GAO-05-347T, Feb 10, 2005
The Bureau of Indian Affairs' (BIA) regulatory process for recognizing tribes was established in 1978. The process requires groups that are petitioning for recognition to submit evidence that they meet certain criteria--basically that the petitioner has continuously existed as an Indian tribe since historic times. Critics of the process claim that it produces inconsistent decisions and takes too long. Congressional policymakers have struggled with the tribal recognition issue for over 27 years. H.R. 4933 and H.R. 5134, introduced in the 108th Congress, and H.R. 512, which was introduced last week, have focused on the timeliness of the recognition process. This testimony is based in part on GAO's report, Indian Issues: Improvements Needed in Tribal Recognition Process (GAO-02-49, November 2, 2001). Specifically, this testimony addresses (1) the timeliness of the recognition process as GAO reported in November 2001 and (2) the actions the Department of the Interior's Office of Federal Acknowledgment has taken since 2001 to improve the timeliness of the recognition process.

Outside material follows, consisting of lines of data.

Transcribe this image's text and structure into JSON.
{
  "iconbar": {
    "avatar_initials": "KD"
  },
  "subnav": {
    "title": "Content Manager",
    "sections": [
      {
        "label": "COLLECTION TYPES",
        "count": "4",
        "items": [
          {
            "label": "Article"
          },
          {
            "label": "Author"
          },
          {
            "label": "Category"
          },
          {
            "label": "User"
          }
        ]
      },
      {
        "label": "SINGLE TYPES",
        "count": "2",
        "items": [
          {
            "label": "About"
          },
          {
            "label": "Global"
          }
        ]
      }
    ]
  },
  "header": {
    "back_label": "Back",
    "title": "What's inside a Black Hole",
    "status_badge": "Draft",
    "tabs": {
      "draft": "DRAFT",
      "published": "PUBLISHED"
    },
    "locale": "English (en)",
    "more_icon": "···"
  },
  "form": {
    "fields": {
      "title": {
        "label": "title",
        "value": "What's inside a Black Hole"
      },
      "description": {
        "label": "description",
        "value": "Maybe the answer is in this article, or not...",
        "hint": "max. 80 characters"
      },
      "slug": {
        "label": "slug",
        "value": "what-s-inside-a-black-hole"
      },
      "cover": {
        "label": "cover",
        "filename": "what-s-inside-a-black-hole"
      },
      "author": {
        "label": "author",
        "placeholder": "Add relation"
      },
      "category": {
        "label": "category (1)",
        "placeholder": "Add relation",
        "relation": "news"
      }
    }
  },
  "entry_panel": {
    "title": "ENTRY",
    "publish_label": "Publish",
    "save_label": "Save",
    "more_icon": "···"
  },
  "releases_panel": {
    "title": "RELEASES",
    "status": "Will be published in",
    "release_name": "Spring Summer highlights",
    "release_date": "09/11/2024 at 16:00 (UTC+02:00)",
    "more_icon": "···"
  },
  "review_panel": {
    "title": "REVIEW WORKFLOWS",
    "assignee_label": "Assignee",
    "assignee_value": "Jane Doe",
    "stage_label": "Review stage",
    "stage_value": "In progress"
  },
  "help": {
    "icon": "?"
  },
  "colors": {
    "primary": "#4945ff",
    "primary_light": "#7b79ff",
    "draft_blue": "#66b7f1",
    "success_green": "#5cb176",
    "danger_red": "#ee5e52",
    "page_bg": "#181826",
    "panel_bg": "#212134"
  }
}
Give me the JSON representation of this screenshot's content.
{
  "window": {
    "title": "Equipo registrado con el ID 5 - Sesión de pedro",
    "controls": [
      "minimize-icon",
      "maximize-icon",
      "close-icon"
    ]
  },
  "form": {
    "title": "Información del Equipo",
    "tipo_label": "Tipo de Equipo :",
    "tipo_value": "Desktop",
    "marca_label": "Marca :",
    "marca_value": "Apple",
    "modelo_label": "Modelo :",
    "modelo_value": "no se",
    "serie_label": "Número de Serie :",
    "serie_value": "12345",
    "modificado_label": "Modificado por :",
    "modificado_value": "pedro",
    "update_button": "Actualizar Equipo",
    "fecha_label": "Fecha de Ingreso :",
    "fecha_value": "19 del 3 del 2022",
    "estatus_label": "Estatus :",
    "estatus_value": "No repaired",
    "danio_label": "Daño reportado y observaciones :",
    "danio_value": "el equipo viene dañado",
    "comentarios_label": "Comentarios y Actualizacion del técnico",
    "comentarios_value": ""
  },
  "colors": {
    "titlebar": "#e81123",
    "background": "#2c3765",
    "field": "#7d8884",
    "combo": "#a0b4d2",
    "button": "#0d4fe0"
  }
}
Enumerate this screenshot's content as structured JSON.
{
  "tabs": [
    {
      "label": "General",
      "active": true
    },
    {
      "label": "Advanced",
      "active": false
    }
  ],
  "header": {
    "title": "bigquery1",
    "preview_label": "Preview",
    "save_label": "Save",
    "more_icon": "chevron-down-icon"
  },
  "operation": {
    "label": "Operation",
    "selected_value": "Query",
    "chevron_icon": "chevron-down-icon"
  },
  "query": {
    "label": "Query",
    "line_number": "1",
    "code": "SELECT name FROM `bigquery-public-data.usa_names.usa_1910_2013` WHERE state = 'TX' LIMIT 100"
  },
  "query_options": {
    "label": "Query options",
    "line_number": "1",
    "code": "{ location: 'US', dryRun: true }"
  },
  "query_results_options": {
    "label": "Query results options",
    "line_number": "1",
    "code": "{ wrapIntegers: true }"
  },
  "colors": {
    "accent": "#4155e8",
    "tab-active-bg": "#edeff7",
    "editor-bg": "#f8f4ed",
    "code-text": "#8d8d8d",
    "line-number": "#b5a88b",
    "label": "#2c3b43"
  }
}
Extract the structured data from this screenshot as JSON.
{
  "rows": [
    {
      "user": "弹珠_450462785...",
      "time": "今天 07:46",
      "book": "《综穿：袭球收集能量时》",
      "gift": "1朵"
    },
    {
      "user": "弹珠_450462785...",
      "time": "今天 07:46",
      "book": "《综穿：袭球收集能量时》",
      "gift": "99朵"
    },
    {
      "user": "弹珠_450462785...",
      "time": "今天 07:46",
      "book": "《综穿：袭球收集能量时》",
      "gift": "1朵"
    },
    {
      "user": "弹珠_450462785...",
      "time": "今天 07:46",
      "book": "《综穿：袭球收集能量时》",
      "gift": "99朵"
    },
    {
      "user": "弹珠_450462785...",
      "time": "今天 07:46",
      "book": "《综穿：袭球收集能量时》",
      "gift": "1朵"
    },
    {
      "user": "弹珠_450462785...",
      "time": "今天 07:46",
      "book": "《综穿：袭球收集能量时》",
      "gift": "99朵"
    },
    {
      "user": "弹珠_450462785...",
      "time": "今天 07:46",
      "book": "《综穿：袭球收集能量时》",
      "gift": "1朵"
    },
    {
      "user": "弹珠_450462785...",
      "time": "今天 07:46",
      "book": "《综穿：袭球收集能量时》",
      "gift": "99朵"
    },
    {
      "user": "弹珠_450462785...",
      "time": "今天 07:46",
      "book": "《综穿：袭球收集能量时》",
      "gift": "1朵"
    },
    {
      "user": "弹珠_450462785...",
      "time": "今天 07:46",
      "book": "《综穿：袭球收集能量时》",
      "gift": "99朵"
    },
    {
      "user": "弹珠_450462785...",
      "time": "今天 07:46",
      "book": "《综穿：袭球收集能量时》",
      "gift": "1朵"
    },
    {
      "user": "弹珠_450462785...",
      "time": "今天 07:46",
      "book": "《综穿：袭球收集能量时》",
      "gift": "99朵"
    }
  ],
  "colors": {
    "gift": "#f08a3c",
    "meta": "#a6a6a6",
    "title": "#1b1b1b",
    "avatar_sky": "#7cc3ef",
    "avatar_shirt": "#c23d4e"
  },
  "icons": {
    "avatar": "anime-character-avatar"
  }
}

In November 2001, GAO reported that BIA's tribal recognition process was ill equipped to provide timely responses to tribal petitions for federal recognition. BIA's regulations outline a process for evaluating a petition that was designed to take about 2 years. However, the process was being hampered by limited resources, a lack of time frames, and ineffective procedures for providing information to interested third parties, such as local municipalities and other Indian tribes. As a result, there were a growing number of completed petitions waiting to be considered. In 2001, BIA officials estimated that it could take up to 15 years for all the completed petitions to be resolved. To correct these problems, we recommended that BIA develop a strategy that identified how to improve the responsiveness of the process for federal recognition. Such a strategy was to include a systematic assessment of the resources available and needed that could lead to the development of a budget commensurate with the workload. While Interior's Office of Federal Acknowledgment has taken a number of important steps to improve the responsiveness of the tribal recognition process, it still could take 4 or more years, at current staff levels, to work through the existing backlog of petitions currently under review, as well as those that are ready and waiting for consideration. In response to GAO's 2001 report, two vacancies within the Office of Federal Acknowledgment were filled, resulting in a professional staff of three research teams, each consisting of a cultural anthropologist, historian, and genealogist. In addition, the September 2002 Strategic Plan, issued by the Assistant Secretary for Indian Affairs in response to GAO's report, has been almost completely implemented by the Office of Federal Acknowledgment. The main impediment to completely implementing the Strategic Plan and to making all of the information that has been compiled more accessible to the public is the fact that BIA continues to be disconnected from the Internet because of ongoing computer security concerns involving Indian trust funds.